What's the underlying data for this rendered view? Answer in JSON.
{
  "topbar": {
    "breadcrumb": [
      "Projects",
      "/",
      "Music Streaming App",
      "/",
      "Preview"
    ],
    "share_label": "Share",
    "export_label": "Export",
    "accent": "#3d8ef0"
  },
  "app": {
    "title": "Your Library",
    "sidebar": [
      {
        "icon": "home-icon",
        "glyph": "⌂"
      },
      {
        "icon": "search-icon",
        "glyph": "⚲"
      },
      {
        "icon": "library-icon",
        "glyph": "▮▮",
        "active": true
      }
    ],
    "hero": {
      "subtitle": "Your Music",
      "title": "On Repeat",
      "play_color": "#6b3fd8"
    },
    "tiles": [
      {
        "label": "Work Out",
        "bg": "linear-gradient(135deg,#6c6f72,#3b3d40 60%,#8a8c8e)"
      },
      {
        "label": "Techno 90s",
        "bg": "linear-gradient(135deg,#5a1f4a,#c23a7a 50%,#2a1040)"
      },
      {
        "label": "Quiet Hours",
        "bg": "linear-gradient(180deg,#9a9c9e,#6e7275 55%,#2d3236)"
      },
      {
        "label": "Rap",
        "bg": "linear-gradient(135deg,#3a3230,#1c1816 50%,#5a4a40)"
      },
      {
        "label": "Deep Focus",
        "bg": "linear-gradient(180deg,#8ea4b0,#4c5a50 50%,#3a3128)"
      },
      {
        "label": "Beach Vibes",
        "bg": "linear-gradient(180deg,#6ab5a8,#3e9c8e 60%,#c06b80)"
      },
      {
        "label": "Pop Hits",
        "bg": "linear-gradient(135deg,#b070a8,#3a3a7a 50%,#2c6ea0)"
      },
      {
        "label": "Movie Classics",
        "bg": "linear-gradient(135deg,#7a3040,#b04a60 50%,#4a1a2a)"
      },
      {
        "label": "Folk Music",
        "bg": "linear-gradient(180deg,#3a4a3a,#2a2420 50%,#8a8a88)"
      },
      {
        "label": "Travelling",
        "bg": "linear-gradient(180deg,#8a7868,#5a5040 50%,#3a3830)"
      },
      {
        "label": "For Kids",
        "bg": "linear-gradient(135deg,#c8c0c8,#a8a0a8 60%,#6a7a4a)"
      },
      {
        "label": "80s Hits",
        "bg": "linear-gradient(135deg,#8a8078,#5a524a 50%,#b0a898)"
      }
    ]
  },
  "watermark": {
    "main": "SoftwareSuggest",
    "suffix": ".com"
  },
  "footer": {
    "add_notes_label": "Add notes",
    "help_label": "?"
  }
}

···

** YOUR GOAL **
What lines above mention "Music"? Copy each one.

** SOLUTION BELOW **
      "Music Streaming App",
      "subtitle": "Your Music",
        "label": "Folk Music",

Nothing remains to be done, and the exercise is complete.